→ **TASK INSTRUCTIONS**
In the entries that follow, find each line with the word "ffffff" and copy it.

○ ○ ○ ○ ○

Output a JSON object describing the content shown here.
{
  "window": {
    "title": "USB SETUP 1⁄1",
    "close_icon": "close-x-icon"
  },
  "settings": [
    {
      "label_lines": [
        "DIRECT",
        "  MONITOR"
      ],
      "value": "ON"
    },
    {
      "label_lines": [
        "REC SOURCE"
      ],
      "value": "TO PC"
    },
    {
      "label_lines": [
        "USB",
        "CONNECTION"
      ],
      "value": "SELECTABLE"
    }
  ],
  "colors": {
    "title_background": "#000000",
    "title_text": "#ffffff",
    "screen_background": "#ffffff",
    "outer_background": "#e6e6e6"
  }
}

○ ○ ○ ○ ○

→ **RESULT OF THIS TASK**
    "title_text": "#ffffff",
    "screen_background": "#ffffff",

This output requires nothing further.